|Nikolai Fedorovich Artamonov|
|Other names||Nicholas George Shadrin|
|Known for||double agent|
Shadrin was born in the Soviet Union in 1922. After joining the Navy he received advanced training in nuclear missiles, and at the age of 27 became the youngest destroyer captain in the fleet. Stationed in Gdynia, Poland in 1959, he fell in love with a Polish woman, Ewa Gora. With Navy restrictions and Gora's family's anticommunism making marriage appear impossible, the two defected by commandeering a naval launch to Sweden. The Central Intelligence Agency then brought Shadrin and Gora to the United States.
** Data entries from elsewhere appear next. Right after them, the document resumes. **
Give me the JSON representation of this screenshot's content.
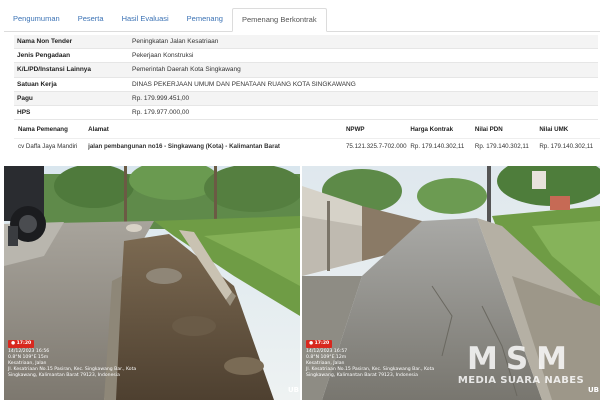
{
  "tabs": [
    {
      "label": "Pengumuman",
      "active": false
    },
    {
      "label": "Peserta",
      "active": false
    },
    {
      "label": "Hasil Evaluasi",
      "active": false
    },
    {
      "label": "Pemenang",
      "active": false
    },
    {
      "label": "Pemenang Berkontrak",
      "active": true
    }
  ],
  "info": [
    {
      "label": "Nama Non Tender",
      "value": "Peningkatan Jalan Kesatriaan"
    },
    {
      "label": "Jenis Pengadaan",
      "value": "Pekerjaan Konstruksi"
    },
    {
      "label": "K/L/PD/Instansi Lainnya",
      "value": "Pemerintah Daerah Kota Singkawang"
    },
    {
      "label": "Satuan Kerja",
      "value": "DINAS PEKERJAAN UMUM DAN PENATAAN RUANG KOTA SINGKAWANG"
    },
    {
      "label": "Pagu",
      "value": "Rp. 179.999.451,00"
    },
    {
      "label": "HPS",
      "value": "Rp. 179.977.000,00"
    }
  ],
  "winner_table": {
    "headers": [
      "Nama Pemenang",
      "Alamat",
      "NPWP",
      "Harga Kontrak",
      "Nilai PDN",
      "Nilai UMK"
    ],
    "rows": [
      {
        "nama": "cv Daffa Jaya Mandiri",
        "alamat": "jalan pembangunan no16 - Singkawang (Kota) - Kalimantan Barat",
        "npwp": "75.121.325.7-702.000",
        "harga": "Rp. 179.140.302,11",
        "pdn": "Rp. 179.140.302,11",
        "umk": "Rp. 179.140.302,11"
      }
    ]
  },
  "photos": {
    "left_stamp": {
      "badge": "● 17:20",
      "lines": [
        "14/12/2023 16:56",
        "0.8°N 109°E 15m",
        "Kesatriaan, Jalan",
        "Jl. Kesatriaan No.15 Pasiran, Kec. Singkawang Bar., Kota",
        "Singkawang, Kalimantan Barat 79123, Indonesia"
      ]
    },
    "right_stamp": {
      "badge": "● 17:20",
      "lines": [
        "14/12/2023 16:57",
        "0.8°N 109°E 12m",
        "Kesatriaan, Jalan",
        "Jl. Kesatriaan No.15 Pasiran, Kec. Singkawang Bar., Kota",
        "Singkawang, Kalimantan Barat 79123, Indonesia"
      ]
    },
    "logo_mark": "UB"
  },
  "watermark": {
    "big": "MSM",
    "small": "MEDIA SUARA NABES"
  },
  "colors": {
    "tab_link": "#3c73b5",
    "stamp_badge": "#d8281e",
    "row_stripe": "#f4f4f4"
  }
}
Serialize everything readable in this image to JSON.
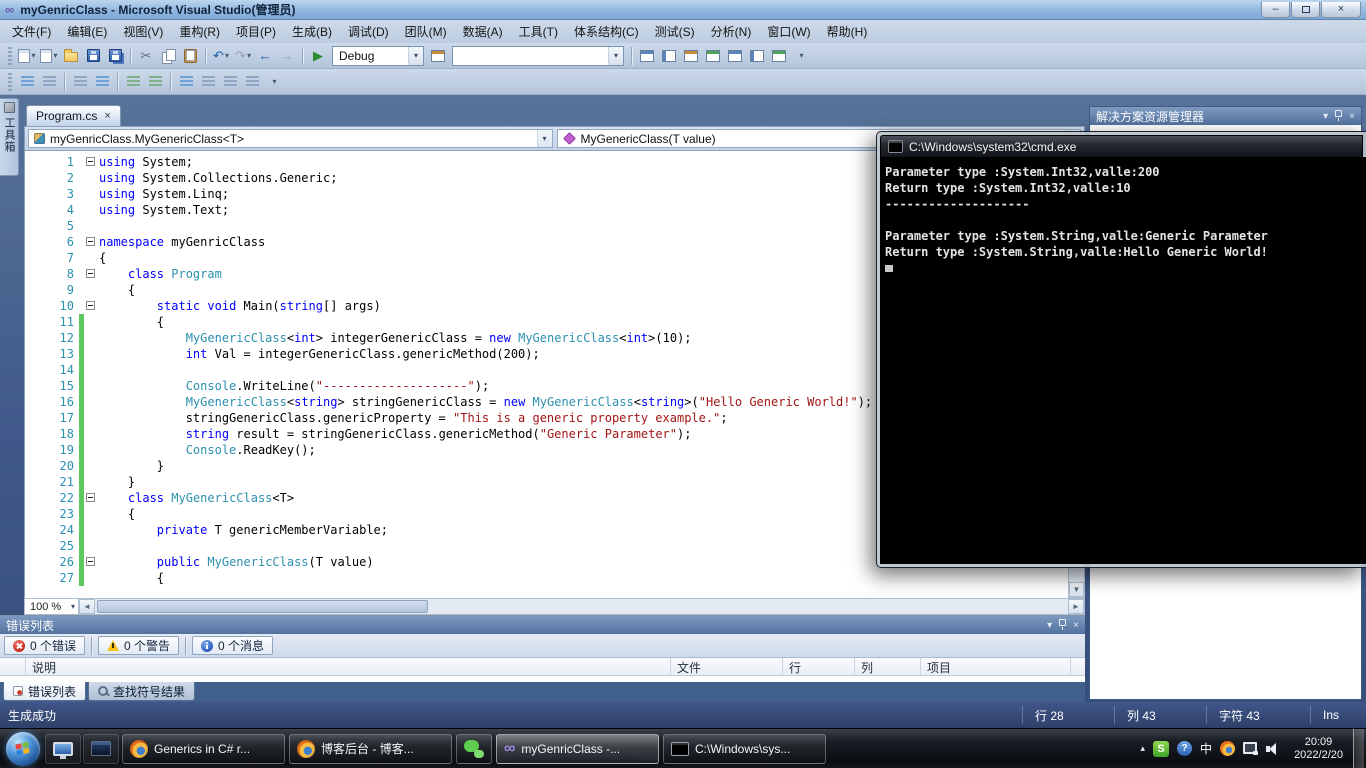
{
  "icons": {
    "dropdown": "▾",
    "close": "×",
    "play": "▶",
    "undo": "↶",
    "redo": "↷",
    "back": "←",
    "forward": "→",
    "cut": "✂",
    "left": "◄",
    "right": "►",
    "up": "▲",
    "down": "▼",
    "vs": "∞",
    "expand": "▴",
    "min": "–",
    "help": "?",
    "sogou": "S"
  },
  "window": {
    "title": "myGenricClass - Microsoft Visual Studio(管理员)"
  },
  "menu": {
    "items": [
      "文件(F)",
      "编辑(E)",
      "视图(V)",
      "重构(R)",
      "项目(P)",
      "生成(B)",
      "调试(D)",
      "团队(M)",
      "数据(A)",
      "工具(T)",
      "体系结构(C)",
      "测试(S)",
      "分析(N)",
      "窗口(W)",
      "帮助(H)"
    ]
  },
  "toolbar": {
    "debug_label": "Debug",
    "find_value": ""
  },
  "toolbox": {
    "label": "工具箱"
  },
  "editor": {
    "tab_label": "Program.cs",
    "type_nav": "myGenricClass.MyGenericClass<T>",
    "member_nav": "MyGenericClass(T value)",
    "zoom": "100 %",
    "lines": [
      {
        "n": 1,
        "fold": 1,
        "segs": [
          [
            "k",
            "using"
          ],
          [
            "p",
            " System;"
          ]
        ]
      },
      {
        "n": 2,
        "segs": [
          [
            "k",
            "using"
          ],
          [
            "p",
            " System.Collections.Generic;"
          ]
        ]
      },
      {
        "n": 3,
        "segs": [
          [
            "k",
            "using"
          ],
          [
            "p",
            " System.Linq;"
          ]
        ]
      },
      {
        "n": 4,
        "segs": [
          [
            "k",
            "using"
          ],
          [
            "p",
            " System.Text;"
          ]
        ]
      },
      {
        "n": 5,
        "segs": []
      },
      {
        "n": 6,
        "fold": 1,
        "segs": [
          [
            "k",
            "namespace"
          ],
          [
            "p",
            " myGenricClass"
          ]
        ]
      },
      {
        "n": 7,
        "segs": [
          [
            "p",
            "{"
          ]
        ]
      },
      {
        "n": 8,
        "fold": 1,
        "segs": [
          [
            "p",
            "    "
          ],
          [
            "k",
            "class"
          ],
          [
            "t",
            " Program"
          ]
        ]
      },
      {
        "n": 9,
        "segs": [
          [
            "p",
            "    {"
          ]
        ]
      },
      {
        "n": 10,
        "fold": 1,
        "segs": [
          [
            "p",
            "        "
          ],
          [
            "k",
            "static"
          ],
          [
            "p",
            " "
          ],
          [
            "k",
            "void"
          ],
          [
            "p",
            " Main("
          ],
          [
            "k",
            "string"
          ],
          [
            "p",
            "[] args)"
          ]
        ]
      },
      {
        "n": 11,
        "chg": 1,
        "segs": [
          [
            "p",
            "        {"
          ]
        ]
      },
      {
        "n": 12,
        "chg": 1,
        "segs": [
          [
            "p",
            "            "
          ],
          [
            "t",
            "MyGenericClass"
          ],
          [
            "p",
            "<"
          ],
          [
            "k",
            "int"
          ],
          [
            "p",
            "> integerGenericClass = "
          ],
          [
            "k",
            "new"
          ],
          [
            "p",
            " "
          ],
          [
            "t",
            "MyGenericClass"
          ],
          [
            "p",
            "<"
          ],
          [
            "k",
            "int"
          ],
          [
            "p",
            ">(10);"
          ]
        ]
      },
      {
        "n": 13,
        "chg": 1,
        "segs": [
          [
            "p",
            "            "
          ],
          [
            "k",
            "int"
          ],
          [
            "p",
            " Val = integerGenericClass.genericMethod(200);"
          ]
        ]
      },
      {
        "n": 14,
        "chg": 1,
        "segs": []
      },
      {
        "n": 15,
        "chg": 1,
        "segs": [
          [
            "p",
            "            "
          ],
          [
            "t",
            "Console"
          ],
          [
            "p",
            ".WriteLine("
          ],
          [
            "s",
            "\"--------------------\""
          ],
          [
            "p",
            ");"
          ]
        ]
      },
      {
        "n": 16,
        "chg": 1,
        "segs": [
          [
            "p",
            "            "
          ],
          [
            "t",
            "MyGenericClass"
          ],
          [
            "p",
            "<"
          ],
          [
            "k",
            "string"
          ],
          [
            "p",
            "> stringGenericClass = "
          ],
          [
            "k",
            "new"
          ],
          [
            "p",
            " "
          ],
          [
            "t",
            "MyGenericClass"
          ],
          [
            "p",
            "<"
          ],
          [
            "k",
            "string"
          ],
          [
            "p",
            ">("
          ],
          [
            "s",
            "\"Hello Generic World!\""
          ],
          [
            "p",
            ");"
          ]
        ]
      },
      {
        "n": 17,
        "chg": 1,
        "segs": [
          [
            "p",
            "            stringGenericClass.genericProperty = "
          ],
          [
            "s",
            "\"This is a generic property example.\""
          ],
          [
            "p",
            ";"
          ]
        ]
      },
      {
        "n": 18,
        "chg": 1,
        "segs": [
          [
            "p",
            "            "
          ],
          [
            "k",
            "string"
          ],
          [
            "p",
            " result = stringGenericClass.genericMethod("
          ],
          [
            "s",
            "\"Generic Parameter\""
          ],
          [
            "p",
            ");"
          ]
        ]
      },
      {
        "n": 19,
        "chg": 1,
        "segs": [
          [
            "p",
            "            "
          ],
          [
            "t",
            "Console"
          ],
          [
            "p",
            ".ReadKey();"
          ]
        ]
      },
      {
        "n": 20,
        "chg": 1,
        "segs": [
          [
            "p",
            "        }"
          ]
        ]
      },
      {
        "n": 21,
        "chg": 1,
        "segs": [
          [
            "p",
            "    }"
          ]
        ]
      },
      {
        "n": 22,
        "chg": 1,
        "fold": 1,
        "segs": [
          [
            "p",
            "    "
          ],
          [
            "k",
            "class"
          ],
          [
            "p",
            " "
          ],
          [
            "t",
            "MyGenericClass"
          ],
          [
            "p",
            "<T>"
          ]
        ]
      },
      {
        "n": 23,
        "chg": 1,
        "segs": [
          [
            "p",
            "    {"
          ]
        ]
      },
      {
        "n": 24,
        "chg": 1,
        "segs": [
          [
            "p",
            "        "
          ],
          [
            "k",
            "private"
          ],
          [
            "p",
            " T genericMemberVariable;"
          ]
        ]
      },
      {
        "n": 25,
        "chg": 1,
        "segs": []
      },
      {
        "n": 26,
        "chg": 1,
        "fold": 1,
        "segs": [
          [
            "p",
            "        "
          ],
          [
            "k",
            "public"
          ],
          [
            "p",
            " "
          ],
          [
            "t",
            "MyGenericClass"
          ],
          [
            "p",
            "(T value)"
          ]
        ]
      },
      {
        "n": 27,
        "chg": 1,
        "segs": [
          [
            "p",
            "        {"
          ]
        ]
      }
    ]
  },
  "cmd": {
    "title": "C:\\Windows\\system32\\cmd.exe",
    "lines": [
      "Parameter type :System.Int32,valle:200",
      "Return type :System.Int32,valle:10",
      "--------------------",
      "",
      "Parameter type :System.String,valle:Generic Parameter",
      "Return type :System.String,valle:Hello Generic World!"
    ]
  },
  "solution_explorer": {
    "title": "解决方案资源管理器"
  },
  "error_list": {
    "title": "错误列表",
    "filters": [
      "0 个错误",
      "0 个警告",
      "0 个消息"
    ],
    "columns": [
      "说明",
      "文件",
      "行",
      "列",
      "项目"
    ],
    "tabs": [
      "错误列表",
      "查找符号结果"
    ]
  },
  "status": {
    "message": "生成成功",
    "line": "行 28",
    "col": "列 43",
    "char": "字符 43",
    "mode": "Ins"
  },
  "taskbar": {
    "buttons": [
      {
        "label": "Generics in C# r..."
      },
      {
        "label": "博客后台 - 博客..."
      },
      {
        "label": ""
      },
      {
        "label": "myGenricClass -..."
      },
      {
        "label": "C:\\Windows\\sys..."
      }
    ],
    "tray": {
      "ime": "中",
      "time": "20:09",
      "date": "2022/2/20"
    }
  }
}
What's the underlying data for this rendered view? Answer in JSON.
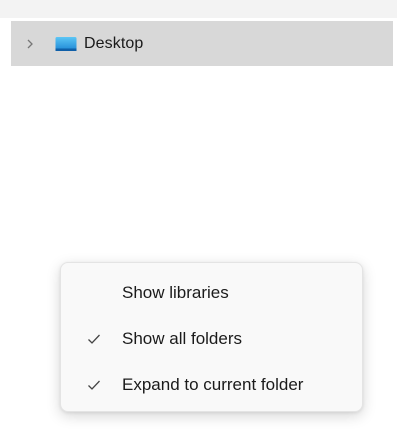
{
  "navigation_pane": {
    "items": [
      {
        "label": "Desktop",
        "icon": "desktop-folder-icon",
        "expand_icon": "chevron-right-icon",
        "selected": true
      }
    ]
  },
  "context_menu": {
    "items": [
      {
        "label": "Show libraries",
        "checked": false
      },
      {
        "label": "Show all folders",
        "checked": true
      },
      {
        "label": "Expand to current folder",
        "checked": true
      }
    ]
  },
  "colors": {
    "selection_background": "#d8d8d8",
    "folder_icon": "#2ba0e6",
    "menu_background": "#f9f9f9"
  }
}
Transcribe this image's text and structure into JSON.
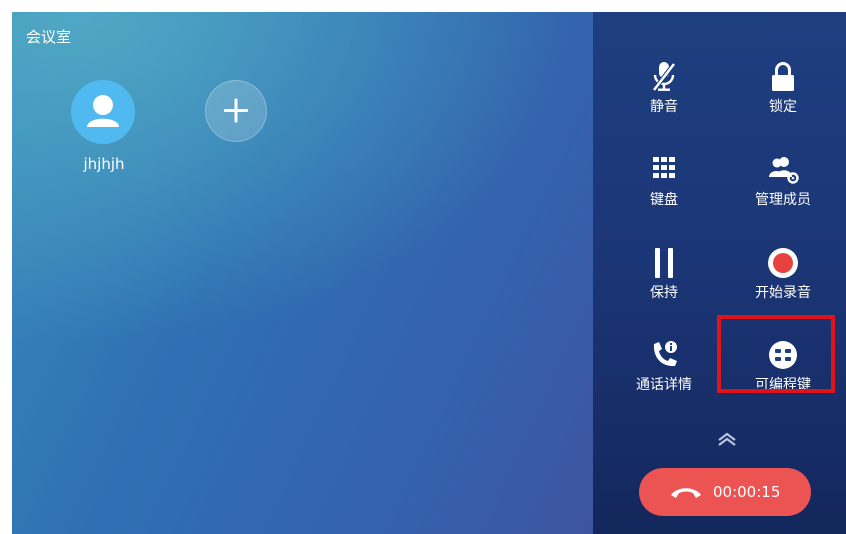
{
  "conference": {
    "title": "会议室"
  },
  "participants": [
    {
      "name": "jhjhjh"
    }
  ],
  "controls": {
    "mute": "静音",
    "lock": "锁定",
    "keypad": "键盘",
    "manage_members": "管理成员",
    "hold": "保持",
    "start_recording": "开始录音",
    "call_details": "通话详情",
    "programmable_keys": "可编程键"
  },
  "end_call": {
    "duration": "00:00:15"
  },
  "colors": {
    "end_call": "#ec5353",
    "record_dot": "#e8423f",
    "avatar": "#4fb9f0",
    "highlight_box": "#e0121a"
  }
}
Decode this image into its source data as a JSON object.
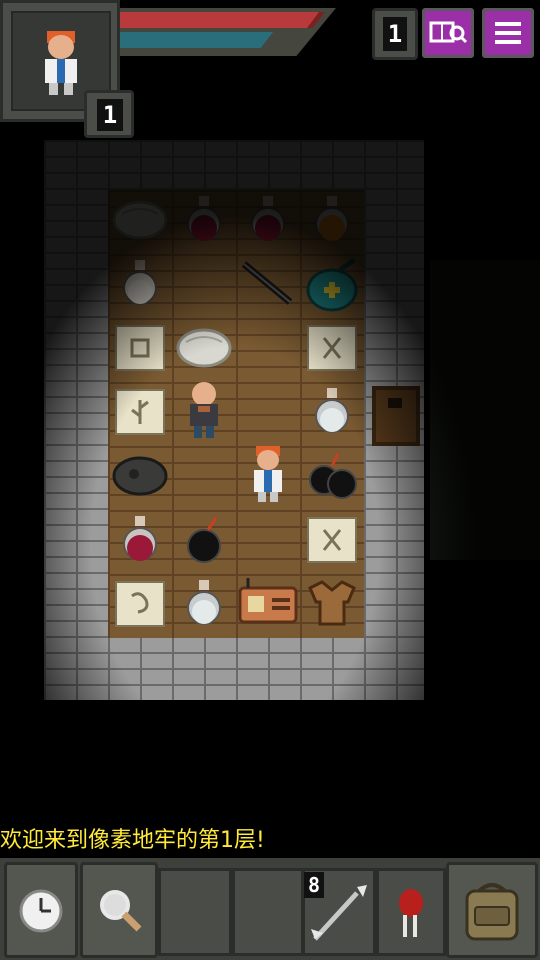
{
  "hud": {
    "hero_level": "1",
    "depth": "1",
    "hp_fraction": 0.97,
    "xp_fraction": 0.85,
    "journal_icon": "journal-search-icon",
    "menu_icon": "menu-icon"
  },
  "room_items": [
    {
      "name": "stone-item",
      "icon": "stone-icon"
    },
    {
      "name": "potion-crimson",
      "icon": "red-potion-icon"
    },
    {
      "name": "potion-crimson-2",
      "icon": "red-potion-icon"
    },
    {
      "name": "potion-amber",
      "icon": "orange-potion-icon"
    },
    {
      "name": "potion-milky",
      "icon": "white-potion-icon"
    },
    {
      "name": "wand",
      "icon": "wand-icon"
    },
    {
      "name": "seed-pouch",
      "icon": "green-pouch-icon"
    },
    {
      "name": "scroll-square",
      "icon": "scroll-icon"
    },
    {
      "name": "stone-item-2",
      "icon": "stone-icon"
    },
    {
      "name": "scroll-x",
      "icon": "scroll-icon"
    },
    {
      "name": "scroll-rune",
      "icon": "scroll-icon"
    },
    {
      "name": "shopkeeper",
      "icon": "shopkeeper-icon"
    },
    {
      "name": "potion-clear",
      "icon": "clear-potion-icon"
    },
    {
      "name": "ore",
      "icon": "ore-icon"
    },
    {
      "name": "hero",
      "icon": "hero-icon"
    },
    {
      "name": "bomb-pair",
      "icon": "bomb-icon"
    },
    {
      "name": "potion-crimson-3",
      "icon": "red-potion-icon"
    },
    {
      "name": "bomb",
      "icon": "bomb-icon"
    },
    {
      "name": "scroll-x-2",
      "icon": "scroll-icon"
    },
    {
      "name": "scroll-spiral",
      "icon": "scroll-icon"
    },
    {
      "name": "potion-clear-2",
      "icon": "clear-potion-icon"
    },
    {
      "name": "radio-box",
      "icon": "device-icon"
    },
    {
      "name": "armor",
      "icon": "leather-armor-icon"
    }
  ],
  "message": "欢迎来到像素地牢的第1层!",
  "toolbar": {
    "wait_icon": "clock-icon",
    "search_icon": "magnifier-icon",
    "quickslot_qty": "8",
    "quickslot_item": "dart-icon",
    "quickslot2_item": "seed-icon",
    "backpack_icon": "backpack-icon"
  },
  "colors": {
    "message_text": "#ffea3a",
    "menu_button": "#9a2fa7",
    "hp": "#b83a3a",
    "xp": "#2a6e7c"
  }
}
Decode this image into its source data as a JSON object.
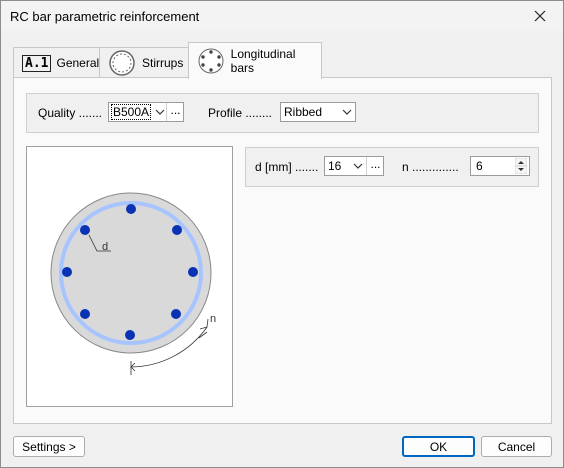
{
  "window": {
    "title": "RC bar parametric reinforcement"
  },
  "icons": {
    "close": "close-icon",
    "general": "a1-icon",
    "stirrups": "stirrup-ring-icon",
    "longitudinal": "bar-ring-icon",
    "spinner": "spinner-arrows-icon",
    "dropdown": "chevron-down-icon"
  },
  "tabs": {
    "general": "General",
    "stirrups": "Stirrups",
    "longitudinal": "Longitudinal bars",
    "general_icon_text": "A.1"
  },
  "quality": {
    "label": "Quality .......",
    "value": "B500A",
    "more": "..."
  },
  "profile": {
    "label": "Profile ........",
    "value": "Ribbed"
  },
  "diameter": {
    "label": "d [mm] .......",
    "value": "16",
    "more": "..."
  },
  "count": {
    "label": "n ..............",
    "value": "6"
  },
  "preview": {
    "d_label": "d",
    "n_label": "n",
    "bars_shown": 8
  },
  "buttons": {
    "settings": "Settings >",
    "ok": "OK",
    "cancel": "Cancel"
  },
  "colors": {
    "accent": "#0067c0",
    "bar": "#0a32b4",
    "stirrup": "#a8c4ff",
    "section": "#d9d9d9"
  }
}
Shadrin's information proved particularly useful to the Office of Naval Intelligence. Working with the ONI under new identities, Shadrin gained an MA and PhD in engineering, and Gora opened a dental practice. Later, with ONI unable to gain Shadrin higher level security clearances, he was assigned to translation in the Defense Intelligence Agency.
Shadrin was engaged in various counter-intelligence assignments during the Cold War after being approached by the KGB in 1966. He disappeared on assignment in Vienna, Austria in December 1975, apparently kidnapped by KGB agents. Later, Oleg Kalugin stated that Shadrin had died an accidental death during the kidnapping, apparently of a heart attack.
- Center for the Study of Intelligence (1995), Of Moles and Molehunters: A Review of Counterintelligence Literature, 1977-92, DIANE Publishing, p30
- Craig Whitney (1993-11-02). "Death of Soviet Defector and Spy Is Tied to Kidnapping by Moscow". New York Times. Archived from the original on 2013-12-03. Retrieved 2013-12-04.
A former Soviet intelligence official says a defector from the Soviet Navy who vanished in Vienna while working as a double agent for the C.I.A. in 1975 died in a kidnapping attempt by Moscow's counterspies.
- Boris Volodarsky, The KGB's Poison Factory: From Lenin to Litvinenko, 2009, Frontline Books, pp. 123-36
- Vladislav Krasnov (1985). "Soviet Defectors The KGB Wanted List". Hoover Press. ISBN 9780817982331. Retrieved 2013-12-05.
- Henry Hurt (1981). "Shadrin, the Spy Who Never Came Back". Reader's Digest Press. Retrieved 2013-12-04.